■ **Activity**:
An exact copy of the entries is required, excluding any pictures.

(Data about app and page elements)
□ □ □ □ □ □ □
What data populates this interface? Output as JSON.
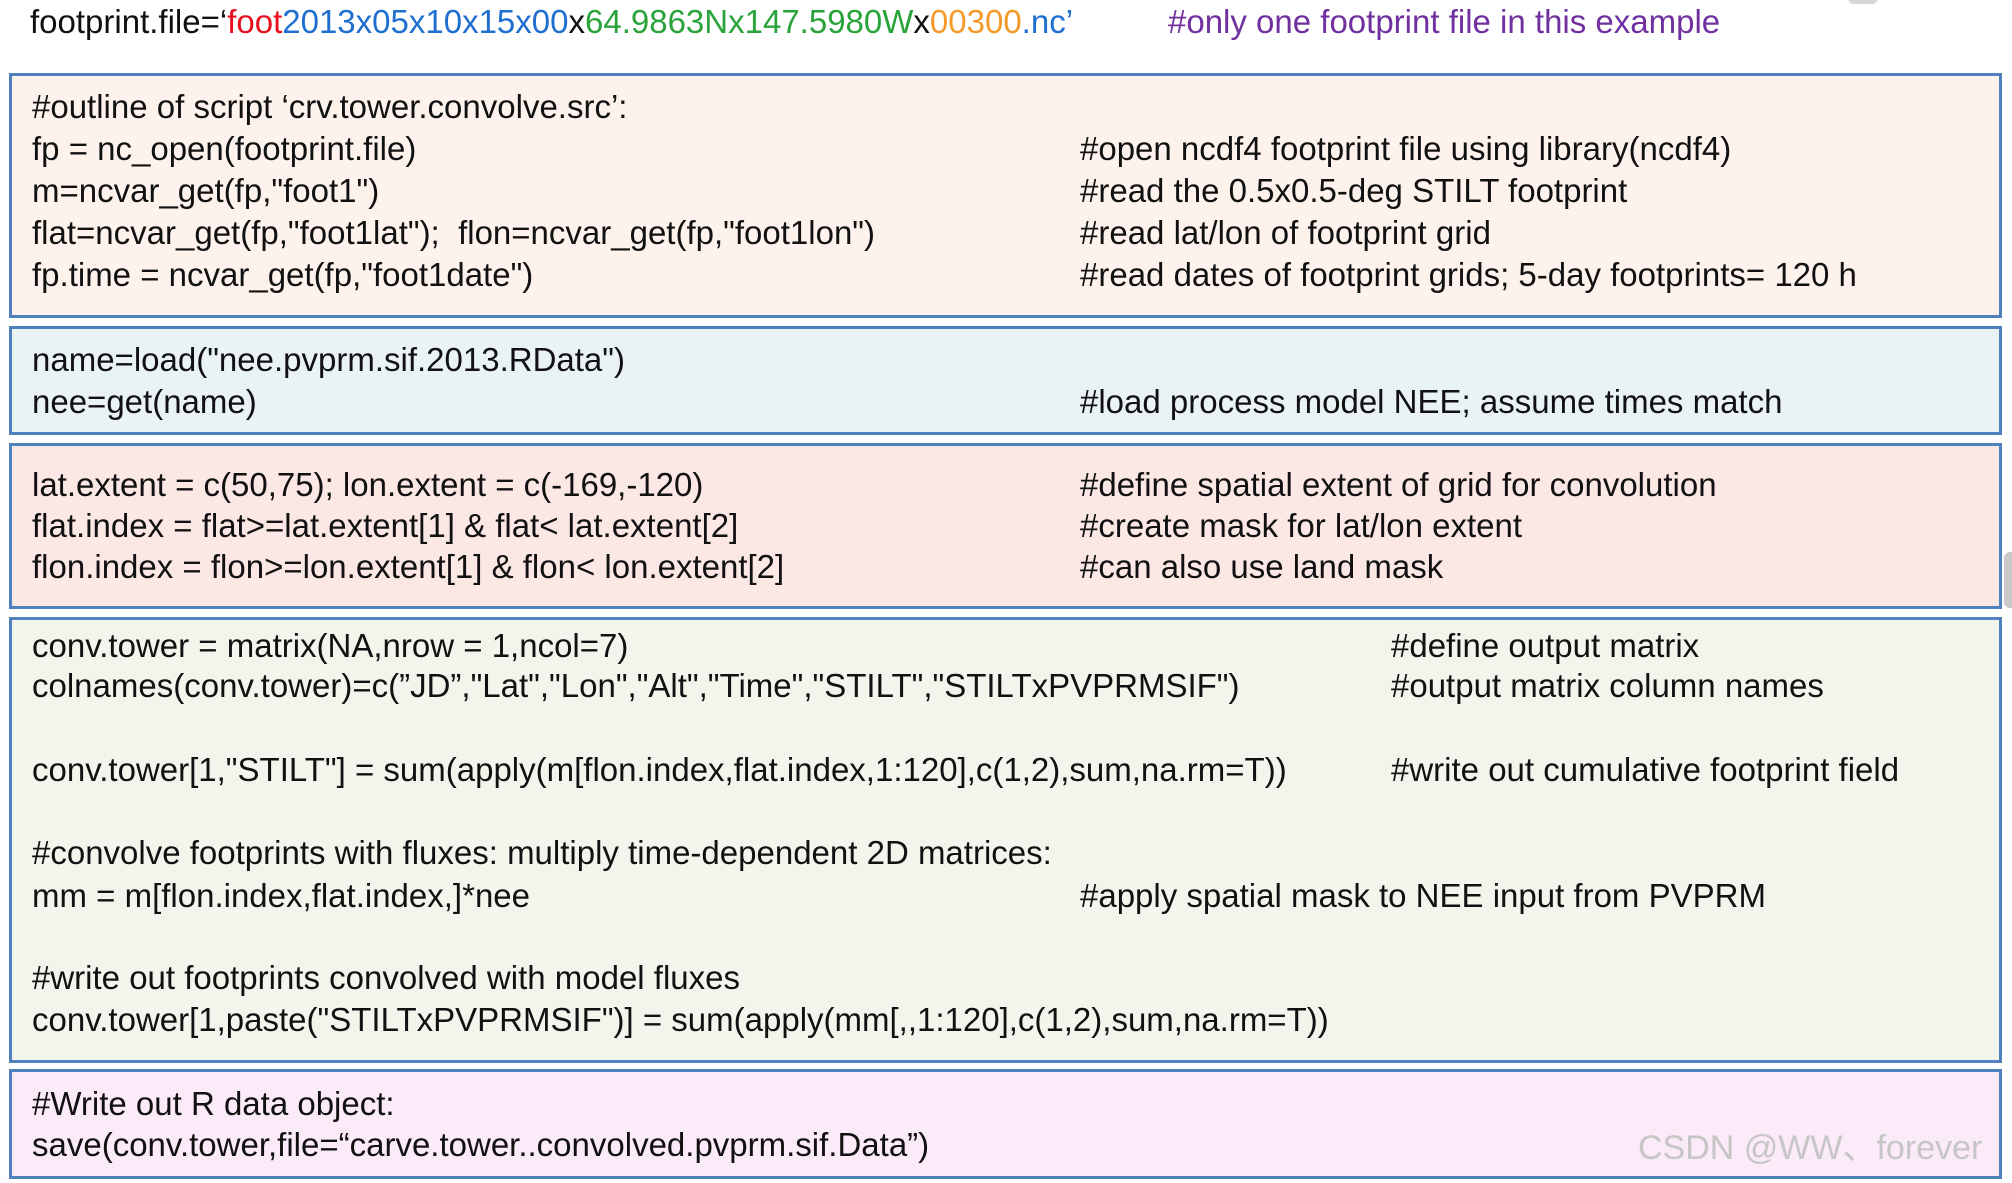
{
  "header": {
    "prefix": "footprint.file=‘",
    "foot": "foot",
    "date": "2013x05x10x15x00",
    "x1": "x",
    "coords": "64.9863Nx147.5980W",
    "x2": "x",
    "alt": "00300",
    "suffix": ".nc’",
    "comment": "#only one footprint file in this example"
  },
  "blocks": [
    {
      "lines": [
        {
          "code": "#outline of script ‘crv.tower.convolve.src’:",
          "comment": ""
        },
        {
          "code": "fp = nc_open(footprint.file)",
          "comment": "#open ncdf4 footprint file using library(ncdf4)"
        },
        {
          "code": "m=ncvar_get(fp,\"foot1\")",
          "comment": "#read the 0.5x0.5-deg STILT footprint"
        },
        {
          "code": "flat=ncvar_get(fp,\"foot1lat\");  flon=ncvar_get(fp,\"foot1lon\")",
          "comment": "#read lat/lon of footprint grid"
        },
        {
          "code": "fp.time = ncvar_get(fp,\"foot1date\")",
          "comment": "#read dates of footprint grids; 5-day footprints= 120 h"
        }
      ]
    },
    {
      "lines": [
        {
          "code": "name=load(\"nee.pvprm.sif.2013.RData\")",
          "comment": ""
        },
        {
          "code": "nee=get(name)",
          "comment": "#load process model NEE; assume times match"
        }
      ]
    },
    {
      "lines": [
        {
          "code": "lat.extent = c(50,75); lon.extent = c(-169,-120)",
          "comment": "#define spatial extent of grid for convolution"
        },
        {
          "code": "flat.index = flat>=lat.extent[1] & flat< lat.extent[2]",
          "comment": "#create mask for lat/lon extent"
        },
        {
          "code": "flon.index = flon>=lon.extent[1] & flon< lon.extent[2]",
          "comment": "#can also use land mask"
        }
      ]
    },
    {
      "lines": [
        {
          "code": "conv.tower = matrix(NA,nrow = 1,ncol=7)",
          "comment": "#define output matrix"
        },
        {
          "code": "colnames(conv.tower)=c(”JD”,\"Lat\",\"Lon\",\"Alt\",\"Time\",\"STILT\",\"STILTxPVPRMSIF\")",
          "comment": "#output matrix column names"
        },
        {
          "code": "conv.tower[1,\"STILT\"] = sum(apply(m[flon.index,flat.index,1:120],c(1,2),sum,na.rm=T))",
          "comment": "#write out cumulative footprint field"
        },
        {
          "code": "#convolve footprints with fluxes: multiply time-dependent 2D matrices:",
          "comment": ""
        },
        {
          "code": "mm = m[flon.index,flat.index,]*nee",
          "comment": "#apply spatial mask to NEE input from PVPRM"
        },
        {
          "code": "#write out footprints convolved with model fluxes",
          "comment": ""
        },
        {
          "code": "conv.tower[1,paste(\"STILTxPVPRMSIF\")] = sum(apply(mm[,,1:120],c(1,2),sum,na.rm=T))",
          "comment": ""
        }
      ]
    },
    {
      "lines": [
        {
          "code": "#Write out R data object:",
          "comment": ""
        },
        {
          "code": "save(conv.tower,file=“carve.tower..convolved.pvprm.sif.Data”)",
          "comment": ""
        }
      ]
    }
  ],
  "watermark": "CSDN @WW、forever",
  "colors": {
    "border": "#4f81bd",
    "block1_bg": "#fdf3ec",
    "block2_bg": "#e9f3f6",
    "block3_bg": "#fbe7e3",
    "block4_bg": "#f1f5ec",
    "block5_bg": "#fbeaf7",
    "foot": "#e8101f",
    "date": "#1f6fd0",
    "coords": "#2aa33b",
    "alt": "#f39a2b",
    "comment": "#7030a0"
  }
}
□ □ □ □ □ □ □
■ **Written solution**:
What data populates this interface? Output as JSON.
{
  "header": {
    "prefix": "footprint.file=‘",
    "foot": "foot",
    "date": "2013x05x10x15x00",
    "x1": "x",
    "coords": "64.9863Nx147.5980W",
    "x2": "x",
    "alt": "00300",
    "suffix": ".nc’",
    "comment": "#only one footprint file in this example"
  },
  "blocks": [
    {
      "lines": [
        {
          "code": "#outline of script ‘crv.tower.convolve.src’:",
          "comment": ""
        },
        {
          "code": "fp = nc_open(footprint.file)",
          "comment": "#open ncdf4 footprint file using library(ncdf4)"
        },
        {
          "code": "m=ncvar_get(fp,\"foot1\")",
          "comment": "#read the 0.5x0.5-deg STILT footprint"
        },
        {
          "code": "flat=ncvar_get(fp,\"foot1lat\");  flon=ncvar_get(fp,\"foot1lon\")",
          "comment": "#read lat/lon of footprint grid"
        },
        {
          "code": "fp.time = ncvar_get(fp,\"foot1date\")",
          "comment": "#read dates of footprint grids; 5-day footprints= 120 h"
        }
      ]
    },
    {
      "lines": [
        {
          "code": "name=load(\"nee.pvprm.sif.2013.RData\")",
          "comment": ""
        },
        {
          "code": "nee=get(name)",
          "comment": "#load process model NEE; assume times match"
        }
      ]
    },
    {
      "lines": [
        {
          "code": "lat.extent = c(50,75); lon.extent = c(-169,-120)",
          "comment": "#define spatial extent of grid for convolution"
        },
        {
          "code": "flat.index = flat>=lat.extent[1] & flat< lat.extent[2]",
          "comment": "#create mask for lat/lon extent"
        },
        {
          "code": "flon.index = flon>=lon.extent[1] & flon< lon.extent[2]",
          "comment": "#can also use land mask"
        }
      ]
    },
    {
      "lines": [
        {
          "code": "conv.tower = matrix(NA,nrow = 1,ncol=7)",
          "comment": "#define output matrix"
        },
        {
          "code": "colnames(conv.tower)=c(”JD”,\"Lat\",\"Lon\",\"Alt\",\"Time\",\"STILT\",\"STILTxPVPRMSIF\")",
          "comment": "#output matrix column names"
        },
        {
          "code": "conv.tower[1,\"STILT\"] = sum(apply(m[flon.index,flat.index,1:120],c(1,2),sum,na.rm=T))",
          "comment": "#write out cumulative footprint field"
        },
        {
          "code": "#convolve footprints with fluxes: multiply time-dependent 2D matrices:",
          "comment": ""
        },
        {
          "code": "mm = m[flon.index,flat.index,]*nee",
          "comment": "#apply spatial mask to NEE input from PVPRM"
        },
        {
          "code": "#write out footprints convolved with model fluxes",
          "comment": ""
        },
        {
          "code": "conv.tower[1,paste(\"STILTxPVPRMSIF\")] = sum(apply(mm[,,1:120],c(1,2),sum,na.rm=T))",
          "comment": ""
        }
      ]
    },
    {
      "lines": [
        {
          "code": "#Write out R data object:",
          "comment": ""
        },
        {
          "code": "save(conv.tower,file=“carve.tower..convolved.pvprm.sif.Data”)",
          "comment": ""
        }
      ]
    }
  ],
  "watermark": "CSDN @WW、forever",
  "colors": {
    "border": "#4f81bd",
    "block1_bg": "#fdf3ec",
    "block2_bg": "#e9f3f6",
    "block3_bg": "#fbe7e3",
    "block4_bg": "#f1f5ec",
    "block5_bg": "#fbeaf7",
    "foot": "#e8101f",
    "date": "#1f6fd0",
    "coords": "#2aa33b",
    "alt": "#f39a2b",
    "comment": "#7030a0"
  }
}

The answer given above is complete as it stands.